Many factors can cause or contribute to irritability, including
Many factors can cause or contribute to irritability, including life stress, a lack of sleep, low blood sugar levels, and hormonal changes. Extreme irritability, or feeling irritable for an extended period, can sometimes indicate an underlying condition, such as an infection or diabetes.
Underlying mood disorder. Being cranky and irritable can also indicate a mood disorder such as bipolar disorder or depression. If you can’t pinpoint the reason for your bad mood or find a way to remedy it, it’s possible you have a chemical imbalance in your brain.
Regardless of the term you use, when you’re irritable, you’re likely to become frustrated or upset easily. You might experience it in response to stressful situations. It may also be a symptom of a mental or physical health condition.
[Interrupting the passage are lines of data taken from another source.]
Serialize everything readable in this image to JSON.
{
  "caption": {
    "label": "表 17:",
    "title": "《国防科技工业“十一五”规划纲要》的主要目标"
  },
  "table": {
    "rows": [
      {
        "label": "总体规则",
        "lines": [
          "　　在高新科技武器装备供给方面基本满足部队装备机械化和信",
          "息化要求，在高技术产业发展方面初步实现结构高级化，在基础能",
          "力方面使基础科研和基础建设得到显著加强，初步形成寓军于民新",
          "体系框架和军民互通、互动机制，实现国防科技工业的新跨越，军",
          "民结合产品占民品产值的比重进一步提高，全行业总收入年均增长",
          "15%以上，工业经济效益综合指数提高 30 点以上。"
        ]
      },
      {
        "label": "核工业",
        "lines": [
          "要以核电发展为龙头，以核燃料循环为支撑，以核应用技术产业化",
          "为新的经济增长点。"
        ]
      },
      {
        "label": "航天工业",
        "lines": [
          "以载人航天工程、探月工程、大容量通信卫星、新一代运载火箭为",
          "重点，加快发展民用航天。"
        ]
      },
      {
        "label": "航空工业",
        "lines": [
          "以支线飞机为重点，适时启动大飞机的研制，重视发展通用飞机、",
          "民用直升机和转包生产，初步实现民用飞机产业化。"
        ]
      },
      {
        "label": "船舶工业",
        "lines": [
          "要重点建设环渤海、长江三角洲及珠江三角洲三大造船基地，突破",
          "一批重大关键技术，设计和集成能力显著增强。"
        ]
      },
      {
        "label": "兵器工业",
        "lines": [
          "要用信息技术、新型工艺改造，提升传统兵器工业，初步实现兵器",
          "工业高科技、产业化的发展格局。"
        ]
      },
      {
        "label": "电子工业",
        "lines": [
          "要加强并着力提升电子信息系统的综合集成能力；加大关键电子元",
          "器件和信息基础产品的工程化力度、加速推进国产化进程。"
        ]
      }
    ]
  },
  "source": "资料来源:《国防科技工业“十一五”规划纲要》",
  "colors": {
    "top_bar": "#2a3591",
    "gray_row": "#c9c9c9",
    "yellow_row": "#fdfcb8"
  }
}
Many things can trigger anger, including stress, family problems, and financial issues. For some people, anger is caused by an underlying disorder, such as alcoholism or depression. Anger itself isn’t considered a disorder, but anger is a known symptom of several mental health conditions.
A moody person’s emotions change unpredictably and often. Someone with erratic moods is moody — you could also call them temperamental or changeable. If you describe a painting or a piece of music as moody, you probably mean that it has a dark, gloomy nature.
Common triggers for anger may include injustice, stress, financial issues, family or personal problems, traumatic events, or feeling unheard or undervalued. Sometimes, physiological processes, such as hunger, chronic pain, fear, or panic can also provoke anger for no apparent reason.
So when you find yourself sweating the small stuff, it might be a sign that there are other, deeper problems you aren’t dealing with, making you liable to blow a gasket at any moment. Many people who overreact tend to overthink situations that don’t go their way, leaving them incapable of thinking about anything else.
There’s no single cause of depression. It can occur for a variety of reasons and it has many different triggers. For some people, an upsetting or stressful life event, such as bereavement, divorce, illness, redundancy and job or money worries, can be the cause. Different causes can often combine to trigger depression.
What causes anger issues? Many things can trigger anger, including stress, family problems, and financial issues. For some people, anger is caused by an underlying disorder, such as alcoholism or depression. Anger itself isn’t considered a disorder, but anger is a known symptom of several mental health conditions.
Being moody is totally normal and now it looks like it is actually good for us! A new study has found that those who swing on the pendulum of emotional intensity may be showing signs of a natural ability to adapt to change.
There are three types of anger which help shape how we react in a situation that makes us angry. These are: Passive Aggression, Open Aggression, and Assertive Anger. If you are angry, the best approach is Assertive Anger.
When you get mad, your body produces a flood of hormones that stimulate strong reactions in your body — everything from a racing heart to sweaty palms to short-term memory loss. In response to the elevated stress level, you may cry.
For children, anger issues often accompany other mental health conditions, including ADHD, autism, obsessive-compulsive disorder, and Tourette’s syndrome. Genetics and other biological factors are thought to play a role in anger/aggression. Environment is a contributor as well.
Stress is often a major factor in snapping. The threshold for pulling all nine of the LIFEMORTS triggers is lowered when you’re under stress. So if you’re held up in traffic and suddenly enraged—ask yourself why am I angry? Anger is an emotion preparing you to fight.
One of the reasons could be, because he does not know how to handle the situation and his response is yelling, thinking this way you will stop crying. Another reason could be that he thinks this is a sign of “emotional weakness” and it is trying to make you “stronger”.
Crying is an important part of the grieving process for many people, but it is possible to grieve fully without shedding tears.
Feeling sad isn’t at all unusual. After all, sorrow is a normal human response to disappointment and loss. Sadness that doesn’t have a clear reason behind it and doesn’t seem to improve, however, may suggest something else is going on.